Nothing but the images should be left out when the entries are restated word for word.

━━━━━ GIVEN RECORDS

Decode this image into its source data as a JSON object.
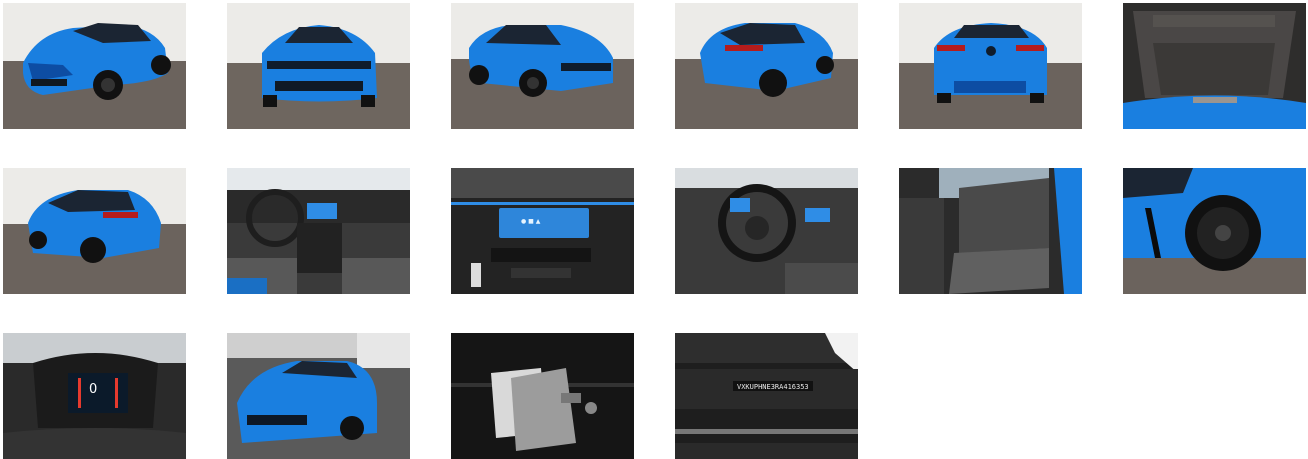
{
  "gallery": {
    "thumbnails": [
      {
        "id": "front-left",
        "subject": "exterior-front-three-quarter-left"
      },
      {
        "id": "front",
        "subject": "exterior-front"
      },
      {
        "id": "front-right",
        "subject": "exterior-front-three-quarter-right"
      },
      {
        "id": "rear-left",
        "subject": "exterior-rear-three-quarter"
      },
      {
        "id": "rear",
        "subject": "exterior-rear"
      },
      {
        "id": "trunk",
        "subject": "trunk-interior"
      },
      {
        "id": "rear-left-2",
        "subject": "exterior-rear-three-quarter-left"
      },
      {
        "id": "dashboard",
        "subject": "interior-dashboard"
      },
      {
        "id": "infotainment",
        "subject": "infotainment-screen"
      },
      {
        "id": "steering-wheel",
        "subject": "steering-wheel"
      },
      {
        "id": "rear-seats",
        "subject": "rear-seats"
      },
      {
        "id": "wheel",
        "subject": "wheel-closeup"
      },
      {
        "id": "instrument-cluster",
        "subject": "instrument-cluster"
      },
      {
        "id": "showroom",
        "subject": "showroom-front"
      },
      {
        "id": "documents",
        "subject": "documents-and-keys"
      },
      {
        "id": "vin-plate",
        "subject": "vin-plate"
      }
    ],
    "cluster_reading": "0",
    "vin_text": "VXKUPHNE3RA416353",
    "colors": {
      "car_blue": "#1a7fe0",
      "car_dark": "#0d4da3",
      "studio_floor": "#6a625c",
      "studio_wall": "#ececea"
    }
  }
}
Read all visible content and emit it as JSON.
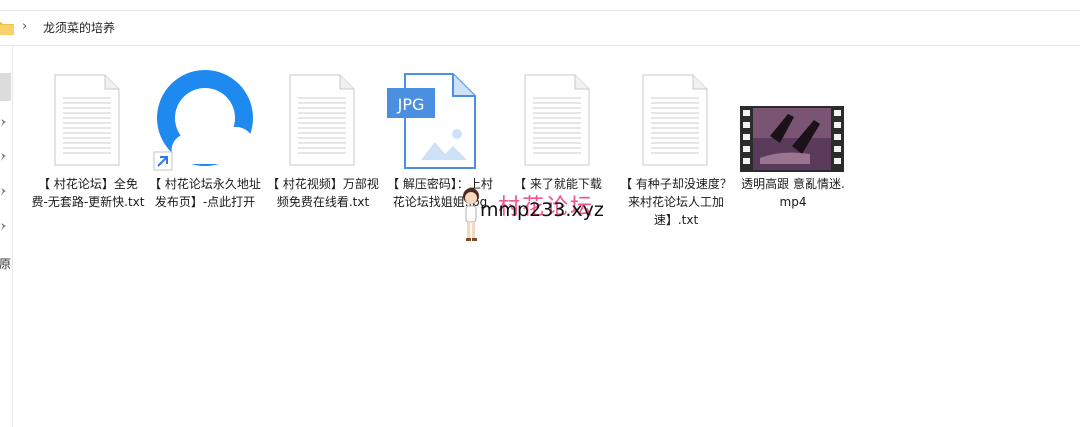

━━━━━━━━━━

RESPONSE AREA:
Decode this image into its source data as a JSON object.
{
  "gallery": {
    "thumbnails": [
      {
        "id": "front-left",
        "subject": "exterior-front-three-quarter-left"
      },
      {
        "id": "front",
        "subject": "exterior-front"
      },
      {
        "id": "front-right",
        "subject": "exterior-front-three-quarter-right"
      },
      {
        "id": "rear-left",
        "subject": "exterior-rear-three-quarter"
      },
      {
        "id": "rear",
        "subject": "exterior-rear"
      },
      {
        "id": "trunk",
        "subject": "trunk-interior"
      },
      {
        "id": "rear-left-2",
        "subject": "exterior-rear-three-quarter-left"
      },
      {
        "id": "dashboard",
        "subject": "interior-dashboard"
      },
      {
        "id": "infotainment",
        "subject": "infotainment-screen"
      },
      {
        "id": "steering-wheel",
        "subject": "steering-wheel"
      },
      {
        "id": "rear-seats",
        "subject": "rear-seats"
      },
      {
        "id": "wheel",
        "subject": "wheel-closeup"
      },
      {
        "id": "instrument-cluster",
        "subject": "instrument-cluster"
      },
      {
        "id": "showroom",
        "subject": "showroom-front"
      },
      {
        "id": "documents",
        "subject": "documents-and-keys"
      },
      {
        "id": "vin-plate",
        "subject": "vin-plate"
      }
    ],
    "cluster_reading": "0",
    "vin_text": "VXKUPHNE3RA416353",
    "colors": {
      "car_blue": "#1a7fe0",
      "car_dark": "#0d4da3",
      "studio_floor": "#6a625c",
      "studio_wall": "#ececea"
    }
  }
}
Read all visible content and emit it as JSON.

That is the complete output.